“Keep your eye on that North Star,” said David Polak, equity investment specialist of American Funds and senior vice president of its parent, Capital Group. “Don’t ignore” the noise in the market “but don’t let it paralyze you.”
At the same time, advisors shouldn’t expect to reap the returns of the not-so-distant past.
“We’re living in a slower growth world, with lower rates and asset returns,” said Josh Feinman, chief global economist at Deutsche Asset Management.
With that in mind, Justin Christofel, a portfolio manager at BlackRock, told the audience of advisors that they should limit risks in portfolios because there is less compensation now for taking risk than there was five or even three years ago.
He sees opportunities in credit markets using money taken out of stocks. “Equity valuations are 17 times forward earnings, which is about 1.5 times what they were in 2006 and 2007,” said Christofel. He expects overall returns in the mid-single digits. “The inescapable reality is that returns will be more modest going forward. “
Polak of American Funds as well as other panelists expressed concern about the limits of monetary policy around the world.

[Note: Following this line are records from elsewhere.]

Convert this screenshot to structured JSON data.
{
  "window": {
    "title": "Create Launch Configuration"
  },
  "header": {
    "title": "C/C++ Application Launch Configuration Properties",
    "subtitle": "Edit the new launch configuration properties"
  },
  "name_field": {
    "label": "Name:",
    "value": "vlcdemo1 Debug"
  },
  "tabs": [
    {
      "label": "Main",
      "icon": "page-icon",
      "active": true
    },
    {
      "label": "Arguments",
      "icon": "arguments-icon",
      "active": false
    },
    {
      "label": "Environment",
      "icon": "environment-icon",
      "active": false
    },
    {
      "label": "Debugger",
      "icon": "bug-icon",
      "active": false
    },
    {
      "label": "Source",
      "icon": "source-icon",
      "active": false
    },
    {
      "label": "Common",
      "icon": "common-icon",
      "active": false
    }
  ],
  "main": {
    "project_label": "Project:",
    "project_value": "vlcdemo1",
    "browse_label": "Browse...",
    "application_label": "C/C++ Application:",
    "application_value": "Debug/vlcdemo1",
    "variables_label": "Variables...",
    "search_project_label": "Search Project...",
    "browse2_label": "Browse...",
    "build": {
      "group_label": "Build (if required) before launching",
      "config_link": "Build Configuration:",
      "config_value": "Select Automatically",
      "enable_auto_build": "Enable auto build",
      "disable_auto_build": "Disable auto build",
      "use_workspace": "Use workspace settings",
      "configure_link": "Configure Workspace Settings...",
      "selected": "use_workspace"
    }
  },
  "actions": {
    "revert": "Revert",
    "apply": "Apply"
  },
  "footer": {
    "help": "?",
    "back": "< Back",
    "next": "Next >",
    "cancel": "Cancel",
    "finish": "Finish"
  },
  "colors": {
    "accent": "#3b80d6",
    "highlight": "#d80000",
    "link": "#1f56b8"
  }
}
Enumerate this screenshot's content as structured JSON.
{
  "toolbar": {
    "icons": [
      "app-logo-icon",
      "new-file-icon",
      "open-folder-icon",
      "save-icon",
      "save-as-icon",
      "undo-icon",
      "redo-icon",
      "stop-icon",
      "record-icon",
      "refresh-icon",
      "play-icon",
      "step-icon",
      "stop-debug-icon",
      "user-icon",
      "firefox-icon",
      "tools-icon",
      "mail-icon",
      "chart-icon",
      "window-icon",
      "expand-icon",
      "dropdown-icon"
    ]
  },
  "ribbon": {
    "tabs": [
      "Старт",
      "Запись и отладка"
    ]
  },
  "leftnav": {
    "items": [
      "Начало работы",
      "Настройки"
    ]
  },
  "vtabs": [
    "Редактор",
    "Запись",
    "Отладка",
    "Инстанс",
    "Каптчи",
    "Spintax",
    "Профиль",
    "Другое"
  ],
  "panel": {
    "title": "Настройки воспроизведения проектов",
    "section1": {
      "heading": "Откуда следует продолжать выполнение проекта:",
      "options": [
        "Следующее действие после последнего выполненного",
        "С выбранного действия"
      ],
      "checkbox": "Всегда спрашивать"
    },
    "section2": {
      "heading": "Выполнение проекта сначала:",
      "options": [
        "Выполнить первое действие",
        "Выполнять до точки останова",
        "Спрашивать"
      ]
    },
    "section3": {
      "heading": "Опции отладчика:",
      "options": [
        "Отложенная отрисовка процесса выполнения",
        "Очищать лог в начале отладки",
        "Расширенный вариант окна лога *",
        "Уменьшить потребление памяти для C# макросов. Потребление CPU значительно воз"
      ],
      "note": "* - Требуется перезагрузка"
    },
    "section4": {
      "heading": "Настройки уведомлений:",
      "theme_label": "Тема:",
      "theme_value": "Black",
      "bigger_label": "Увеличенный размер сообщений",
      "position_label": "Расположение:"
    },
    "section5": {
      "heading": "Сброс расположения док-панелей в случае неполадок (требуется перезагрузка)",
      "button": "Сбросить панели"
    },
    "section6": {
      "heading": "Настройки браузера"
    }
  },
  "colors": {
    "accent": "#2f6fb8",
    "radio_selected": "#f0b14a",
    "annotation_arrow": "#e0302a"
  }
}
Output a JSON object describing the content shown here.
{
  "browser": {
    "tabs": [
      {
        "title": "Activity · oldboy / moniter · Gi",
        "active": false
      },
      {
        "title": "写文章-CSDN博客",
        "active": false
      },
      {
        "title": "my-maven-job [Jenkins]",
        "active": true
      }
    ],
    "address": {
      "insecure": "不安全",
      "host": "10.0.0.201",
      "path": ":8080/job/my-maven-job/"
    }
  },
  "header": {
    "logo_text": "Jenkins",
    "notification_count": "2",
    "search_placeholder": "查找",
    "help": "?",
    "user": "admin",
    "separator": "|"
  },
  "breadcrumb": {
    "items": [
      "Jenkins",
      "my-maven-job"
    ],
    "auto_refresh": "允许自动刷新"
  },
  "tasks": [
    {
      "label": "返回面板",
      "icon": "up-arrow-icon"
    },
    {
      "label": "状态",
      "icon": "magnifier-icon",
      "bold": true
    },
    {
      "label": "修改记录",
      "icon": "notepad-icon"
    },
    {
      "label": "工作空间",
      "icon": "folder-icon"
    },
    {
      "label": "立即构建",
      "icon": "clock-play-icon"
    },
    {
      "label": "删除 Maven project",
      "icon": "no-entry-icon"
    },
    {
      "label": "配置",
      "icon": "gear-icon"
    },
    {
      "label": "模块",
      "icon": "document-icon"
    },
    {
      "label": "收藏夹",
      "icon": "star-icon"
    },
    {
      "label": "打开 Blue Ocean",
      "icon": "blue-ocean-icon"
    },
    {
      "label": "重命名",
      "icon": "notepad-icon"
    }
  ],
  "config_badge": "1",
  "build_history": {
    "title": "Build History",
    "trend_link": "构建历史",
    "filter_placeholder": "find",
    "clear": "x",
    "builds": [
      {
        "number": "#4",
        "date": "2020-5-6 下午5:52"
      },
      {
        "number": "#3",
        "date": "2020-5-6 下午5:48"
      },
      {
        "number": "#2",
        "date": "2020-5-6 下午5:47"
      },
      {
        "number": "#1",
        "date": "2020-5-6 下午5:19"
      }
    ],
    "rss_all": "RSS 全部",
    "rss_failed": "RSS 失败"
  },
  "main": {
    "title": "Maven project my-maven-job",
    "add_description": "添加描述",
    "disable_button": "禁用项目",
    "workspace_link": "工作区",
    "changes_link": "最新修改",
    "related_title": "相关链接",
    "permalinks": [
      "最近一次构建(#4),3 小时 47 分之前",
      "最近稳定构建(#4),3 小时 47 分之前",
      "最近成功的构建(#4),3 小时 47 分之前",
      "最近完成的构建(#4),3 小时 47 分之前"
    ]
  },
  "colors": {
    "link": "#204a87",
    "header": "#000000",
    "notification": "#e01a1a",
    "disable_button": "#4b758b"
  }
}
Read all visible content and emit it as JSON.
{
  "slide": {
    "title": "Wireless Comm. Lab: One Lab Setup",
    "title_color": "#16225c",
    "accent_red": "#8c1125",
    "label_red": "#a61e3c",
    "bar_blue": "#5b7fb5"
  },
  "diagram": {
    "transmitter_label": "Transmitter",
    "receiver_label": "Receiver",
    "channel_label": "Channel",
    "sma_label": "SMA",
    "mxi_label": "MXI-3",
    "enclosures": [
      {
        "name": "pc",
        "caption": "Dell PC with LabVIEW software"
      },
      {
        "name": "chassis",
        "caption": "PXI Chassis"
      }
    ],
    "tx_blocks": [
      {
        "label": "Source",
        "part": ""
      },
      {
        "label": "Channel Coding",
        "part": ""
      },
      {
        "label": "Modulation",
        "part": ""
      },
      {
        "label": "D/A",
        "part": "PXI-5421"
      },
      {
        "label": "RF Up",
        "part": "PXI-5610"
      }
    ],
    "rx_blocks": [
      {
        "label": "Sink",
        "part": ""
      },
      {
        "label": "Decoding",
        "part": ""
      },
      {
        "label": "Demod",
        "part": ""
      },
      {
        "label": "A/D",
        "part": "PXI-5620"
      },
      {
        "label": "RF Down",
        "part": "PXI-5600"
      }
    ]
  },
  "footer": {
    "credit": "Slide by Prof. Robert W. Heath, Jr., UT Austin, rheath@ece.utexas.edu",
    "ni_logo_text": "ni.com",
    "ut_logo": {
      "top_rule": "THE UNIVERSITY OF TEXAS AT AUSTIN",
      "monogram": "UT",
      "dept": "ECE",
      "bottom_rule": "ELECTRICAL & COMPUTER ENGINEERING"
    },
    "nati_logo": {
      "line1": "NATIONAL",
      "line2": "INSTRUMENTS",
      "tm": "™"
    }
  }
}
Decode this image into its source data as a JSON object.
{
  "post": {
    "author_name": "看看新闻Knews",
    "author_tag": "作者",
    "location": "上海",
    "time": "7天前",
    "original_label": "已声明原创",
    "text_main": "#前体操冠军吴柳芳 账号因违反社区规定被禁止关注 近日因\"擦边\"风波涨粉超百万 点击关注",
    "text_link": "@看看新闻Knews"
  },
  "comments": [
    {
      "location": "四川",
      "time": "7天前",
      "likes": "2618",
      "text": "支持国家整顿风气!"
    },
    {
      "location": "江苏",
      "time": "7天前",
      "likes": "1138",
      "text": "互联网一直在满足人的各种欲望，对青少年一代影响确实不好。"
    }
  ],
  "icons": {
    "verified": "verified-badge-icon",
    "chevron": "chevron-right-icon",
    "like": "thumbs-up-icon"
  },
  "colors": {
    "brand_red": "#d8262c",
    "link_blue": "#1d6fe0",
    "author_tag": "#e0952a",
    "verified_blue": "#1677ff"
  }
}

With rates still extremely low in the U.S. – the federal funds rate is 0.25% to 0.50% – and negative rates in many European countries and Japan, central banks throughout the global economy don’t have the usual tools to address an economic recession.
“The efficacy of monetary policy going forward is what is really worrying,” said Christofel. “What will we do if we fall into recession to stimulate growth?”
Feinman said low rates are also indicating “the desire to save is great and exceeding demand for capital investment.… The near- and medium-term problem is a lack of growth … Rates are telling you there isn’t enough government debt, not there is too much.”